—A Part of the Civil War Discovery Trail —
Patrick Cleburne found a home, friends and a profession in Helena.
When the Civil War began, he supported his adopted state, writing
to his brother, Richard, "I am with Arkansas in weal and woe."
From Clerk to Lawyer
Two years after arriving in Helena, Patrick Cleburne became
a partner in the Grant and Nash Drugstore. When he and his
partner sold the store, Cleburne used his profits to enter into
the study of law. Becoming a lawyer offered Cleburne what
he most wanted, an "avenue to distinction and civil
"These people have been my friends"
By the time he became a citizen in 1855, Patrick Cleburne
had entered wholeheartedly into Helena's social life. He
formed a chess club, joined the local Masonic order, and was
an active member of St. John's Episcopal Church. Cleburne
counted among his friends John J. Hornor, James Millinder
Hanks, Thomas C. Hindman and James C. Tappan — some of
Helena's most influential men. The young Irish immigrant
found a home and friends in Helena.
The Yell Rifles
During the summer of 1860, as the presidential election drew
near, many Southern communities formed militia companies
to defending the South and her institutions.
Among those formed in Helena was the Yell Rifles, named
after former Arkansas governor and Mexican War hero
Archibald Yell. The men elected Patrick Cleburne their
Leaving for War
In the spring of 1861, Patrick Cleburne and the 115 men of
the Yell Rifles marched off to war. Before boarding the
steamboat for Camp Rector, Cleburne addressed his men and
the citizens of Helena at the Methodist Church.
As they escorted the men to the boat, the citizens of Helena
could not know that most of the men, including Patrick
Ronayne Cleburne, would never see Arkansas again.
Top right: St. John's Episcopal Church, 1864
Middle right: Patrick Cleburne's Book of Common Prayer
Now at the Phillips County Museum, this book is the only possession of Cleburne's known to be in Helena.

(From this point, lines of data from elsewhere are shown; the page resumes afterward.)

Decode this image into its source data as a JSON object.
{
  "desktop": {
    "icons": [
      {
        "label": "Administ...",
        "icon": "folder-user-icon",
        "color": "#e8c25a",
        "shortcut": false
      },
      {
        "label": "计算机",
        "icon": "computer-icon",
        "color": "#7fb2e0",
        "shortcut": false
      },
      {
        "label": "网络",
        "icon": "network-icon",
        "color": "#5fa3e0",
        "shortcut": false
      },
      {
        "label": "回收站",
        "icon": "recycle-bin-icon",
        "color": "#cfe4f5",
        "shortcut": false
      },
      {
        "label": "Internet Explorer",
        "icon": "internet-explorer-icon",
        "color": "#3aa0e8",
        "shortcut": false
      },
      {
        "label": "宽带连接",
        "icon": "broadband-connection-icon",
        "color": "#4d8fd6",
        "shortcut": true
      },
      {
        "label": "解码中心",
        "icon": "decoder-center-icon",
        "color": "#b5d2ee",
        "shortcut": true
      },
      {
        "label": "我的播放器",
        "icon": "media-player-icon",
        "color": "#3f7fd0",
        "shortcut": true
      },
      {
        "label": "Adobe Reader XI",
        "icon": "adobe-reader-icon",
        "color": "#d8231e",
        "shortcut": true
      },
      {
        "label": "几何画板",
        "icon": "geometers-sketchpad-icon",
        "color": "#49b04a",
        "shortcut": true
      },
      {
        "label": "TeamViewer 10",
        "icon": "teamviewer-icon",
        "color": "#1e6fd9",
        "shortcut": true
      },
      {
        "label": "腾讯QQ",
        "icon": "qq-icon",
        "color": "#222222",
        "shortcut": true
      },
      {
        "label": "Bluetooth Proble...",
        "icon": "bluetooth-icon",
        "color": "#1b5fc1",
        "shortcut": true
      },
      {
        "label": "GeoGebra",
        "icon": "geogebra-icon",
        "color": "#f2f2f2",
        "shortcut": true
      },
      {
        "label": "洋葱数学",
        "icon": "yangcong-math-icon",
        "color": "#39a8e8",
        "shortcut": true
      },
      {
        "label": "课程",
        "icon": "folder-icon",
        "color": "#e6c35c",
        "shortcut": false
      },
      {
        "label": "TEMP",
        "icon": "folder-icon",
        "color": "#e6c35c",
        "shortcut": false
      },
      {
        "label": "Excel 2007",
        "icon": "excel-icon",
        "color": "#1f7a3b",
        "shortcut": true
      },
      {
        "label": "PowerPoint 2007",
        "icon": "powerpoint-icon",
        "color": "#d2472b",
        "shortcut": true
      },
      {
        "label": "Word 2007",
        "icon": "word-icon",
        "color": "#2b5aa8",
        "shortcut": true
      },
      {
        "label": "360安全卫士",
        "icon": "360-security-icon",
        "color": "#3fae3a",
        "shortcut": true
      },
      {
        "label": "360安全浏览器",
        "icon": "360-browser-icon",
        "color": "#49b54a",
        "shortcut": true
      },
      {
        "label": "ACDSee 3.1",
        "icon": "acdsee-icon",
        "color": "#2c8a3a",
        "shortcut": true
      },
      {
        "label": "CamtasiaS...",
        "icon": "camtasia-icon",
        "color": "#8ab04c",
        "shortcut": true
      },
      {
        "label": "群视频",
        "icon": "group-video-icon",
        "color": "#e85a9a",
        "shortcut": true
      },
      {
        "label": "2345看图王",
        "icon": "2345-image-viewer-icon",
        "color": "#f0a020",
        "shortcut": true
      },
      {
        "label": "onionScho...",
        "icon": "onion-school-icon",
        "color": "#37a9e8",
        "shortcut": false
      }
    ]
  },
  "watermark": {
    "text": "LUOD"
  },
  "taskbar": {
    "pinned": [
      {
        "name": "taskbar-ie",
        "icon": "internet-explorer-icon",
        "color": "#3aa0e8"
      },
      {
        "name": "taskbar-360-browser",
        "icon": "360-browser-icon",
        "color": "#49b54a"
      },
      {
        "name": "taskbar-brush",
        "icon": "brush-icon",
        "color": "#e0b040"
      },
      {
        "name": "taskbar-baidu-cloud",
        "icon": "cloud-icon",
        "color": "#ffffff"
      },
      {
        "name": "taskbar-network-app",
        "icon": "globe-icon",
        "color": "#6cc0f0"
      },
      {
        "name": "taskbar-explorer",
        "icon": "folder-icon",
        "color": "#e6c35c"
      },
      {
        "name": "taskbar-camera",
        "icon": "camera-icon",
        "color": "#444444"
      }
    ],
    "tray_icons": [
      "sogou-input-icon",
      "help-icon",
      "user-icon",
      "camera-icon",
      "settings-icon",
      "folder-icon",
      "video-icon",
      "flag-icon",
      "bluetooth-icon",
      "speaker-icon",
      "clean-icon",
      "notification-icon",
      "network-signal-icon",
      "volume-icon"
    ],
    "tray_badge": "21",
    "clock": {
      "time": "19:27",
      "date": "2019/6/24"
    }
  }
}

Bottom right: Patrick Cleburne in 1864
Hundreds of people attended Patrick Cleburne's farewell address at the Methodist Church, a frame building located on Porter Street at Walnut.